AUDUBON, John James and BACHMAN, John. The Quadrupeds of North America. New York: V.G. Audubon, 1849, 1851, 1854. Three volumes. Royal octavo, original publisher's full tan blind-stamped morocco, raised bands, marbled endpapers, all edges gilt. $20,500.
Rare first octavo edition of Audubon’s Quadrupeds, illustrated with 155 magnificent hand-colored lithographic plates, in handsome publisher's morocco.
Having built his reputation with the monumental Birds of America, Audubon began an equally imposing project: to capture on paper the astonishing variety of American mammals. The scope of the geographical range was immense, comprising the British and Russian possessions in America, the whole of the United States and its territories, California, and part of Mexico. Audubon traversed much of this territory, collecting specimens, skins, and live animals which he used as models for his paintings. Before the completion of the work, however, he suffered a stroke which left him paralyzed and partially blind. The Quadrupeds was completed due to the efforts of Audubon's long-time friend and collaborator John Bachman, who contributed the text, and to both of his sons, particularly John Woodhouse, who painted in his father's style and was himself greatly gifted. He "shouldered immense responsibilities both in the field and at the easel to bring the Quadrupeds to fruition," and is in fact the artist responsible for about half of the completed paintings. (Ford, Audubon's Animals, 7). "From the perspective of his quadrupeds, [Audubon's] career unfolds with new fascination, leaving a fresh impression of his genius." Bachman said of the Quadrupeds: "They are the most beautiful and perfect specimens of the art. I doubt whether there is anything in the world of natural history like them, I do not believe that there is any man living that can equal them" (Ford, 16 and 59). Audubon's Quadrupeds "is a breathtaking accomplishment… the most naturalistic depiction of American mammals ever done" (Legacies of Genius 128). First state of Plate 29, "Rocky Mountain Neotoma" (drawn on stone by R. Trembly, printed by Nagel & Weingaertner). Sabin 2368. Nissen 163. Church 1357.

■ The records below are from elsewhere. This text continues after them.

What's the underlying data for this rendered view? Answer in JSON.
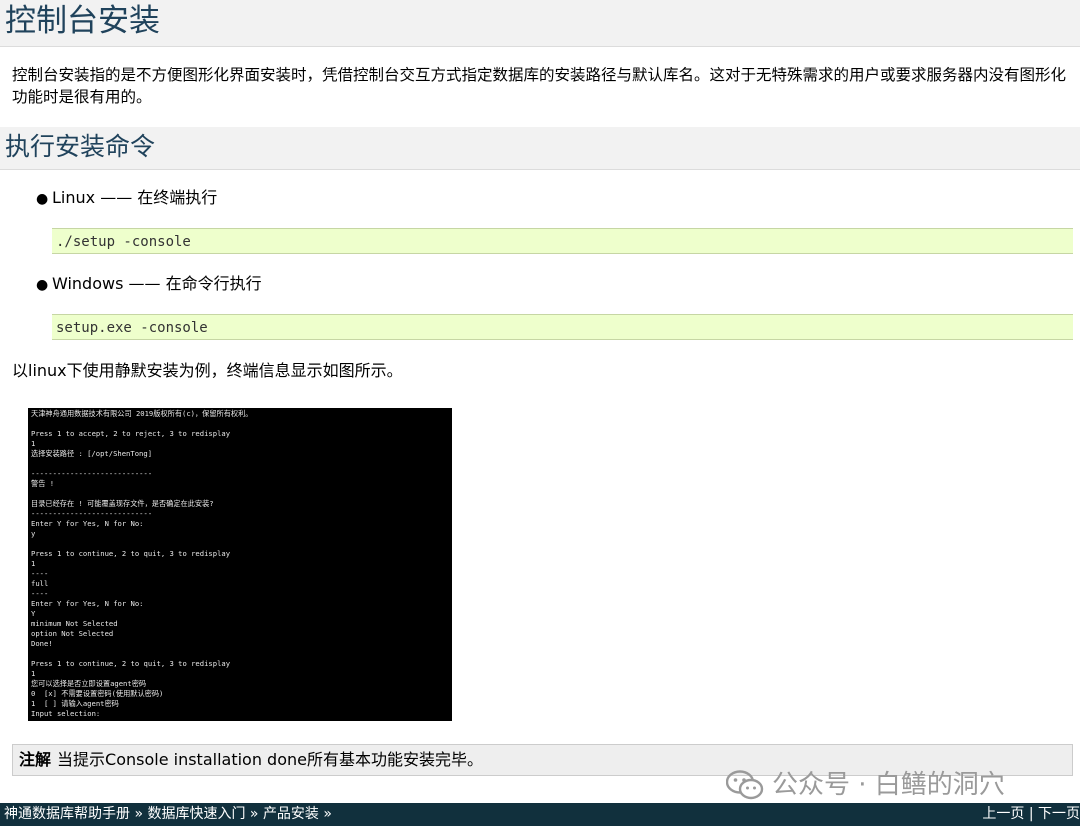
{
  "page": {
    "title": "控制台安装",
    "intro": "控制台安装指的是不方便图形化界面安装时，凭借控制台交互方式指定数据库的安装路径与默认库名。这对于无特殊需求的用户或要求服务器内没有图形化功能时是很有用的。"
  },
  "section": {
    "title": "执行安装命令",
    "items": [
      {
        "label": "Linux —— 在终端执行",
        "code": "./setup -console"
      },
      {
        "label": "Windows —— 在命令行执行",
        "code": "setup.exe -console"
      }
    ],
    "paragraph": "以linux下使用静默安装为例，终端信息显示如图所示。"
  },
  "terminal": {
    "lines": [
      "天津神舟通用数据技术有限公司 2019版权所有(c)，保留所有权利。",
      "",
      "Press 1 to accept, 2 to reject, 3 to redisplay",
      "1",
      "选择安装路径 : [/opt/ShenTong]",
      "",
      "----------------------------",
      "警告 !",
      "",
      "目录已经存在 ! 可能覆盖现存文件，是否确定在此安装?",
      "----------------------------",
      "Enter Y for Yes, N for No:",
      "y",
      "",
      "Press 1 to continue, 2 to quit, 3 to redisplay",
      "1",
      "----",
      "full",
      "----",
      "Enter Y for Yes, N for No:",
      "Y",
      "minimum Not Selected",
      "option Not Selected",
      "Done!",
      "",
      "Press 1 to continue, 2 to quit, 3 to redisplay",
      "1",
      "您可以选择是否立即设置agent密码",
      "0  [x] 不需要设置密码(使用默认密码)",
      "1  [ ] 请输入agent密码",
      "Input selection:"
    ]
  },
  "note": {
    "label": "注解",
    "text": "当提示Console installation done所有基本功能安装完毕。"
  },
  "watermark": {
    "text": "公众号 · 白鳝的洞穴"
  },
  "footer": {
    "crumb1": "神通数据库帮助手册",
    "sep1": " » ",
    "crumb2": "数据库快速入门",
    "sep2": " » ",
    "crumb3": "产品安装",
    "sep3": " »",
    "prev": "上一页",
    "divider": " | ",
    "next": "下一页"
  }
}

Expert restoration to publisher's morocco, an excellent copy.